In this example it takes $5.00 in revenue to generate $1.00 in cash flow:
Revenue: $100 ÷ $20 in Cash Flow = $5.00 (a 5:1 ratio)
So, if you are able to cost cut and generate $10,000 in cost savings, it would be the equivalent of generating an additional $50,000 in revenue.
$10,000 in Cash Flow x 5 (the number of revenue dollars required to produce 1 cash flow dollar) = $50,000.
And there we have it. The true value add of corporate recruiting in terms that the CFO of your business will easily understand. A cost savings to a company of $18,000+ could be worth as much as $90,000 in revenue.

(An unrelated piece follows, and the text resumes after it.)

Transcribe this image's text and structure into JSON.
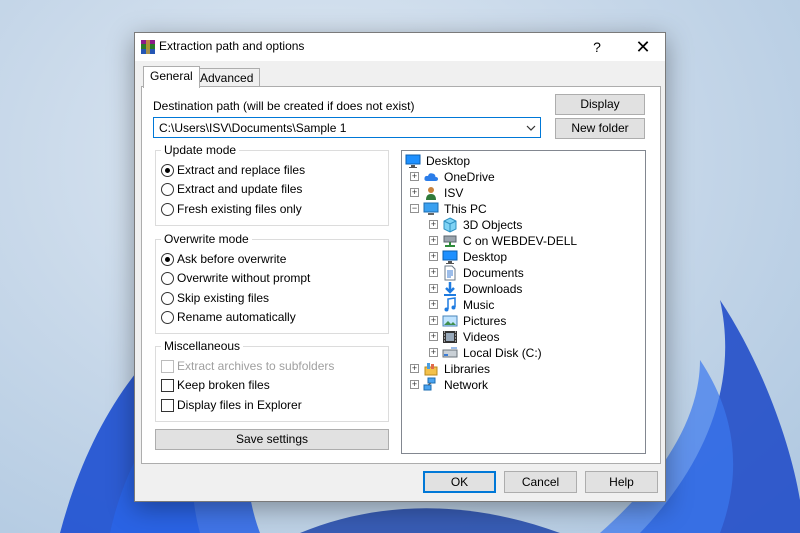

Cathey was right that recruiting is sales, what we do is sell our company, our candidate and our hiring manager and no matter how you want to do the math, we are a value add function. I think it is time we demonstrate it!